Exercise
Each line of the data that mentions the string "content" needs to be identified and copied.

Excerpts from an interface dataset
-- -- --
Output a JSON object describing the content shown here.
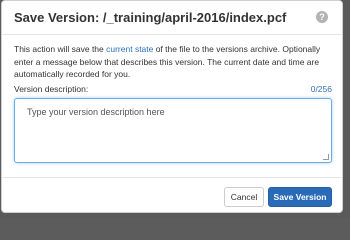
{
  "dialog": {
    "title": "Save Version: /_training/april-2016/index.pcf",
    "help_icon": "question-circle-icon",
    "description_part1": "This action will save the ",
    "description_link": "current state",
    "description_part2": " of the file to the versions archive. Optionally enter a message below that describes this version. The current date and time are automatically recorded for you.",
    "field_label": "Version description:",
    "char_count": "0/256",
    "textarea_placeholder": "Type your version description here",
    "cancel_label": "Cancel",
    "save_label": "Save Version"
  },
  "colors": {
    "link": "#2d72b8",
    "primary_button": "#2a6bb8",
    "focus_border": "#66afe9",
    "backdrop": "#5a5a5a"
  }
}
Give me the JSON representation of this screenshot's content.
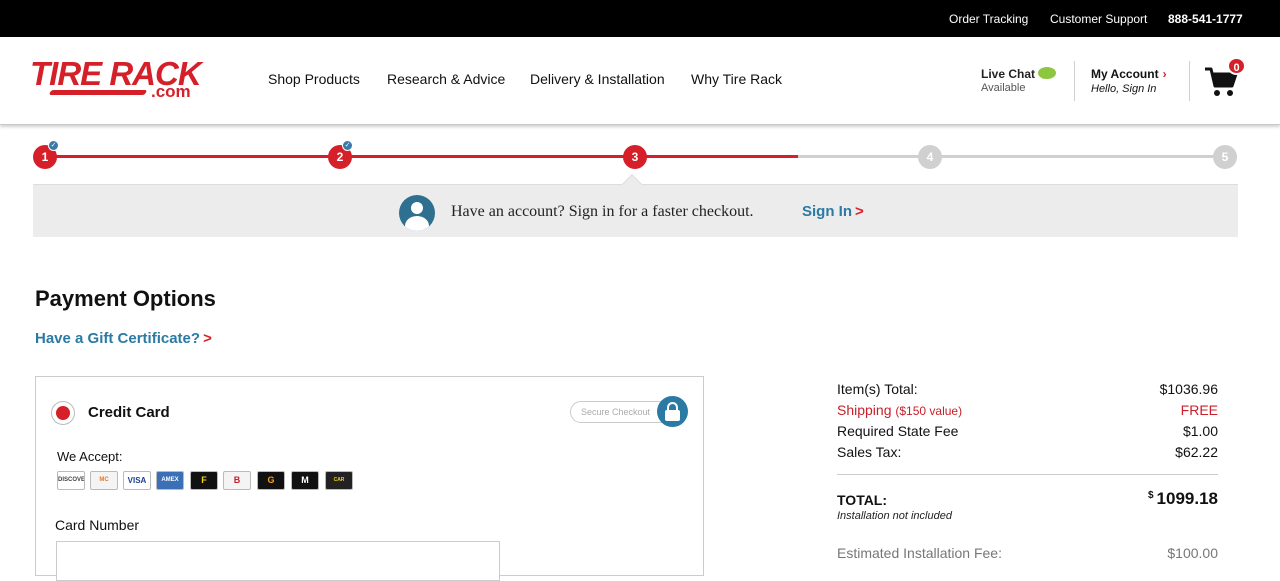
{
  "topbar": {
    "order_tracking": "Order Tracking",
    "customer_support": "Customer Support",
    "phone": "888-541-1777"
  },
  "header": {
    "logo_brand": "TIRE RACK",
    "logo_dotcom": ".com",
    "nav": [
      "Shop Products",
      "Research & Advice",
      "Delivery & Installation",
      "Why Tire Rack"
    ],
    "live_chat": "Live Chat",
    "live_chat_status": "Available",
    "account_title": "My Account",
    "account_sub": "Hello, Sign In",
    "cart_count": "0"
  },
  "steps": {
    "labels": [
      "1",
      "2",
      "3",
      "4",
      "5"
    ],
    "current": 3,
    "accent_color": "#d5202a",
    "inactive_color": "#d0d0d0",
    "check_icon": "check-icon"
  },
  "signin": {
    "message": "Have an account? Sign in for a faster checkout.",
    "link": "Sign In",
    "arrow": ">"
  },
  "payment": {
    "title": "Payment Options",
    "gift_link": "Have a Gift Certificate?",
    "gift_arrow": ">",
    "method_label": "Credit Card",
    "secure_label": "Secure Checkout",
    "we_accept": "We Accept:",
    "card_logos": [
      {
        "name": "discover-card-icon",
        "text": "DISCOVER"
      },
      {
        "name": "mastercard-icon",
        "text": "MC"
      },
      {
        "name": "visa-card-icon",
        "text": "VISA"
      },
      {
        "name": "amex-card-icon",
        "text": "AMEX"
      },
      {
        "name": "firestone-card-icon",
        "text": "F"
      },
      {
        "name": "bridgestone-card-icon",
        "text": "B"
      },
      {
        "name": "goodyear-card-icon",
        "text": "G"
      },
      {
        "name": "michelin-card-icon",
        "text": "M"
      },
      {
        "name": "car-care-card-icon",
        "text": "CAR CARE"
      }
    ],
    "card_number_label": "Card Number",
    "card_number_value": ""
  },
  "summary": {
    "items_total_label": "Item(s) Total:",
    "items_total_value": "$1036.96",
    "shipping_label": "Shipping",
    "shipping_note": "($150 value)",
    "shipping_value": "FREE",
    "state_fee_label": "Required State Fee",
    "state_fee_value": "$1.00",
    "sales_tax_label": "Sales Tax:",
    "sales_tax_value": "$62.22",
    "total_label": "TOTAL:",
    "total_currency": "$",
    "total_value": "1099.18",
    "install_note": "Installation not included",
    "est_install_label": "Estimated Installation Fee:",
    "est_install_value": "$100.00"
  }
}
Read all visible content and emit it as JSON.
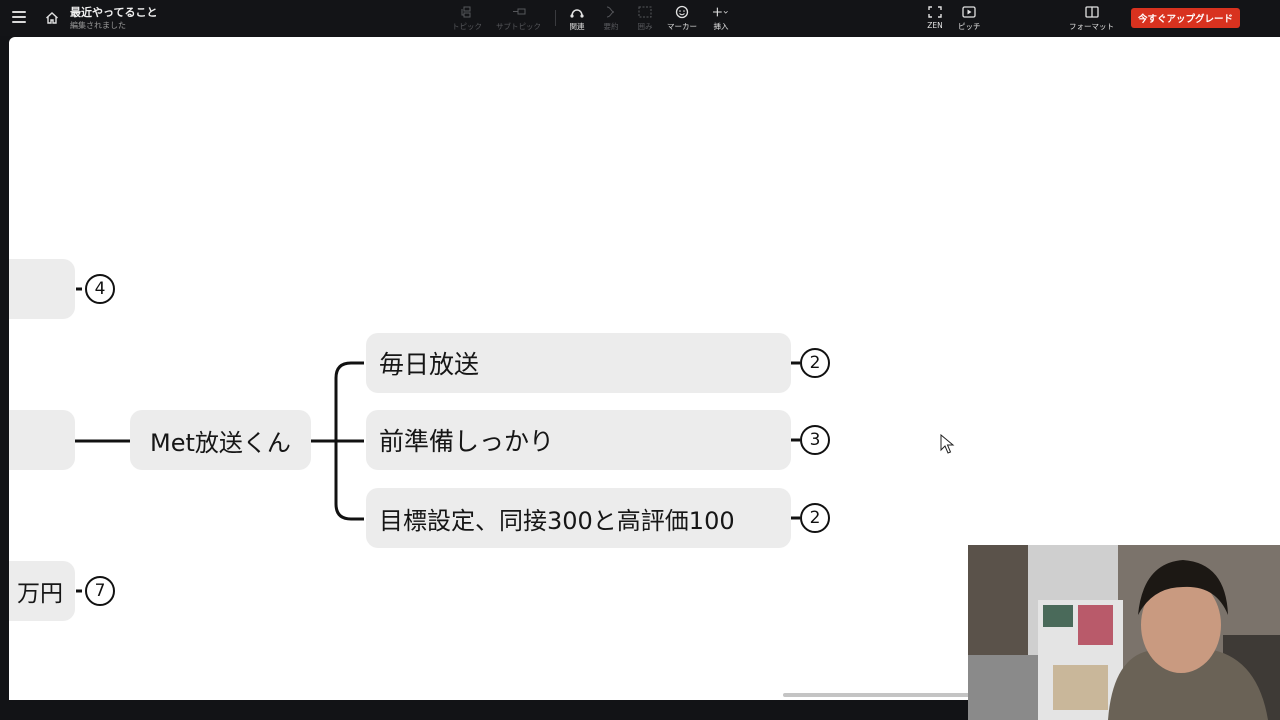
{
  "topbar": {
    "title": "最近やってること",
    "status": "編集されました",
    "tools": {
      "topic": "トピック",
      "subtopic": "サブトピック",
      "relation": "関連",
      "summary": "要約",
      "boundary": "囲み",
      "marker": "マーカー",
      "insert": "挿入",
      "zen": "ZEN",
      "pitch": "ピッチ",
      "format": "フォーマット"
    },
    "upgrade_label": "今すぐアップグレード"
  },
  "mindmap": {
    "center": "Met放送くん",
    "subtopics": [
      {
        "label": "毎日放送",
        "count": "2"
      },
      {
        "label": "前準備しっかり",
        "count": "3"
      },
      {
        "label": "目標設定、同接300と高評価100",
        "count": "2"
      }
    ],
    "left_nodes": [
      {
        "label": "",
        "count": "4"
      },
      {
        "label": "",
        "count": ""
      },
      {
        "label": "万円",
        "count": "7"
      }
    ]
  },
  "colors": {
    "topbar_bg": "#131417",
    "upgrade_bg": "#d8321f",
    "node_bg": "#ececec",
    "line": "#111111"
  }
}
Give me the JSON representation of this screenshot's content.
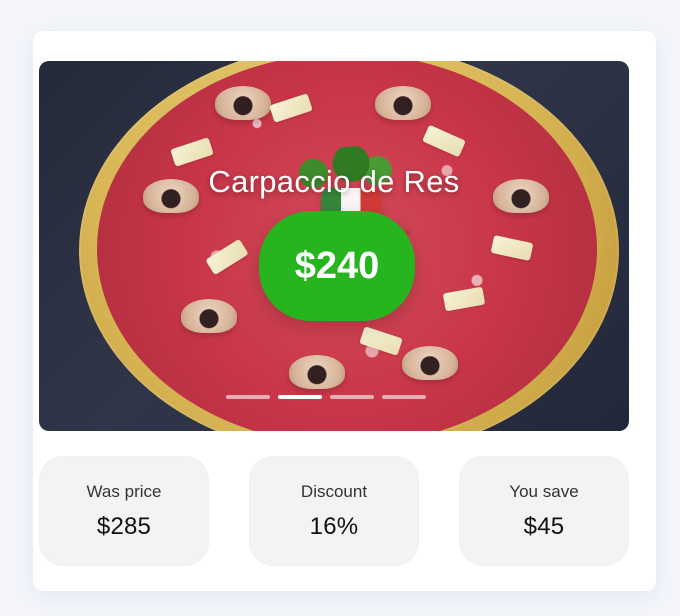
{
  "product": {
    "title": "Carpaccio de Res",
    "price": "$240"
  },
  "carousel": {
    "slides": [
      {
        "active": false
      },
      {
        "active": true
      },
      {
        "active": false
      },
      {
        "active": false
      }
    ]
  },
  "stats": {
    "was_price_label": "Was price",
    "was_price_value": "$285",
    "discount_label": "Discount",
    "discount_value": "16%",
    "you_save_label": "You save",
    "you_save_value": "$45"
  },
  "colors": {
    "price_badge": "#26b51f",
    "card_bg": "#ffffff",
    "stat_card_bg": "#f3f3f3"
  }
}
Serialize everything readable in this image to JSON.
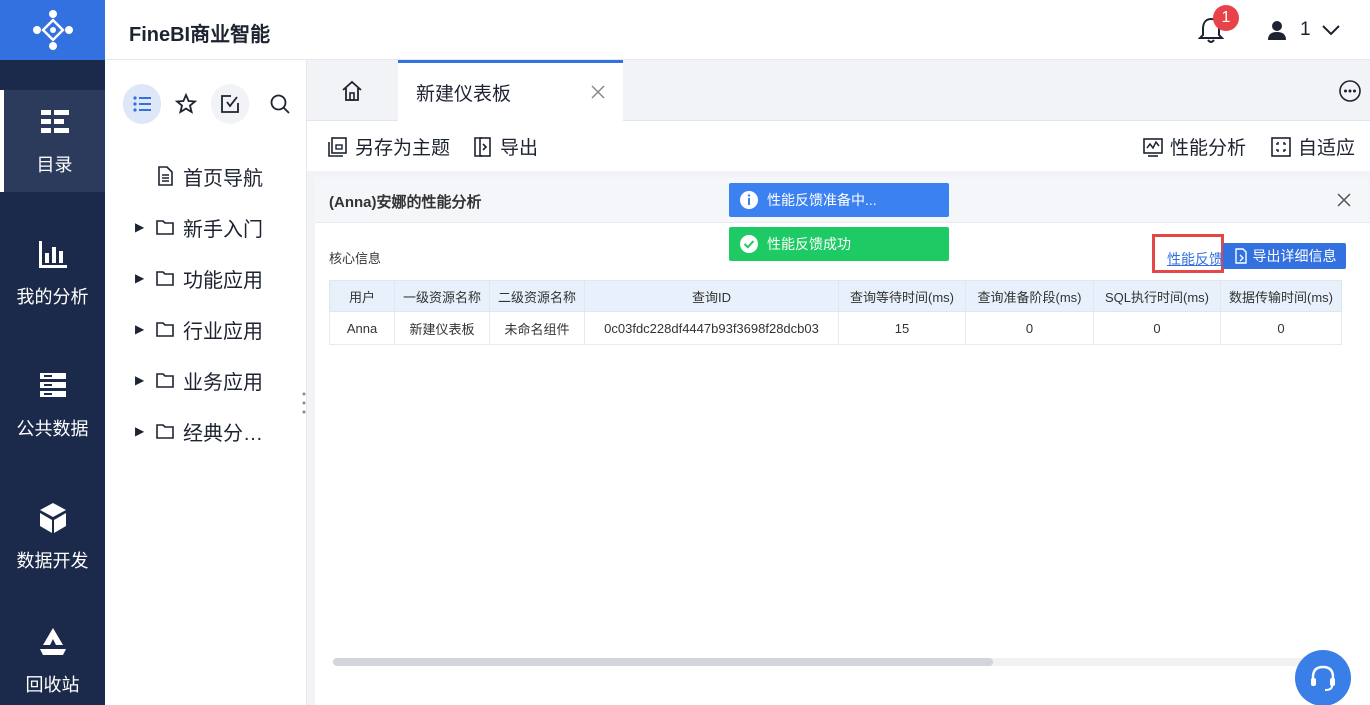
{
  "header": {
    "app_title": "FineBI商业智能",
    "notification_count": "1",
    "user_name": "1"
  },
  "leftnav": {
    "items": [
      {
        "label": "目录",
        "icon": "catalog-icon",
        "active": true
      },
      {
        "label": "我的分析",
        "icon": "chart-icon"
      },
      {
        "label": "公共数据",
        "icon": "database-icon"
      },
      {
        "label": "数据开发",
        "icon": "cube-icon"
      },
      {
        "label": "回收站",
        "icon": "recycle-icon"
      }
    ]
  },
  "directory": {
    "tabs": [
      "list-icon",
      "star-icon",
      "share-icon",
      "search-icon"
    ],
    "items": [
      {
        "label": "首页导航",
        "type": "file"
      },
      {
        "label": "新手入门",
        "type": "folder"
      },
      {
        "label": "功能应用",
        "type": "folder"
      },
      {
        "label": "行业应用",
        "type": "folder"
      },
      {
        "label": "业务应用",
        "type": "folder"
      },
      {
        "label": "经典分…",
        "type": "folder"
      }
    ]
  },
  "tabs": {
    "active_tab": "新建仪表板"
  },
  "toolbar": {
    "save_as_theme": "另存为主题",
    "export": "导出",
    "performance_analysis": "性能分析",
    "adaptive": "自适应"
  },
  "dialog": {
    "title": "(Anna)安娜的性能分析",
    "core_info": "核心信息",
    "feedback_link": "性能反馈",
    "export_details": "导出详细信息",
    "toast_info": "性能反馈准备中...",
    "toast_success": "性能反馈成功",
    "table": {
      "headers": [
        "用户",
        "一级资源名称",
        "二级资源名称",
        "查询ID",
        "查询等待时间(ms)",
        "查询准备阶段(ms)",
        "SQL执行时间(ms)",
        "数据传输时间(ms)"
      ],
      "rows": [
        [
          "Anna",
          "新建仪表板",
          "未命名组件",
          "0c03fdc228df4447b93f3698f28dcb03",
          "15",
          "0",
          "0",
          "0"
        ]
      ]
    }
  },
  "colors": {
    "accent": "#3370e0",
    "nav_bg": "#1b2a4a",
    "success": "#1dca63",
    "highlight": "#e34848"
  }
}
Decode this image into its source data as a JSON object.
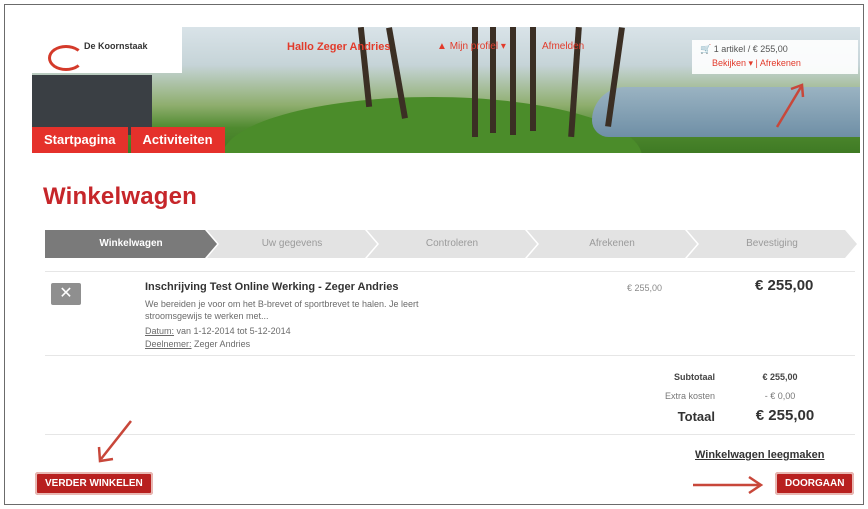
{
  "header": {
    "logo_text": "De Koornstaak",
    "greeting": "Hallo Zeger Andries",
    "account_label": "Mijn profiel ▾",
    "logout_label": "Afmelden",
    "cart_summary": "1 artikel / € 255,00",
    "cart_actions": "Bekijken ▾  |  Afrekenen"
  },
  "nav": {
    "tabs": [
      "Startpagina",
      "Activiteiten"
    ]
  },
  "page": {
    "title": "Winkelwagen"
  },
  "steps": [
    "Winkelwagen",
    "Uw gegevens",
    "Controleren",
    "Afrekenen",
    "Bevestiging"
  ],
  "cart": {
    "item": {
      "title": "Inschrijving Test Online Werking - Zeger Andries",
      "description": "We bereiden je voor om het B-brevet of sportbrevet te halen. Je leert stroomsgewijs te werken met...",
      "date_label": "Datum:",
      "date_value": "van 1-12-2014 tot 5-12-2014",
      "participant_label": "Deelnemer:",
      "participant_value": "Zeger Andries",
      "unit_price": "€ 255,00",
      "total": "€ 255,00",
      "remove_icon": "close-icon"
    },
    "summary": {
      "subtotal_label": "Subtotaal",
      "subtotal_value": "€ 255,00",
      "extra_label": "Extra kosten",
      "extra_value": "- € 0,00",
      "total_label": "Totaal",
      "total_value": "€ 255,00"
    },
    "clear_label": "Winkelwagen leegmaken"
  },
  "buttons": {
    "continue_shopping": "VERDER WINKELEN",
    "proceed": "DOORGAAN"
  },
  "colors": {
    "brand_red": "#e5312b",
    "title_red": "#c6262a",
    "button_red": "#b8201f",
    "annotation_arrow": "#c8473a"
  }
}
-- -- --
Written reply
Output a JSON object describing the content shown here.
Give me the JSON representation of this screenshot's content.
Read all visible content and emit it as JSON.
Give me the JSON representation of this screenshot's content.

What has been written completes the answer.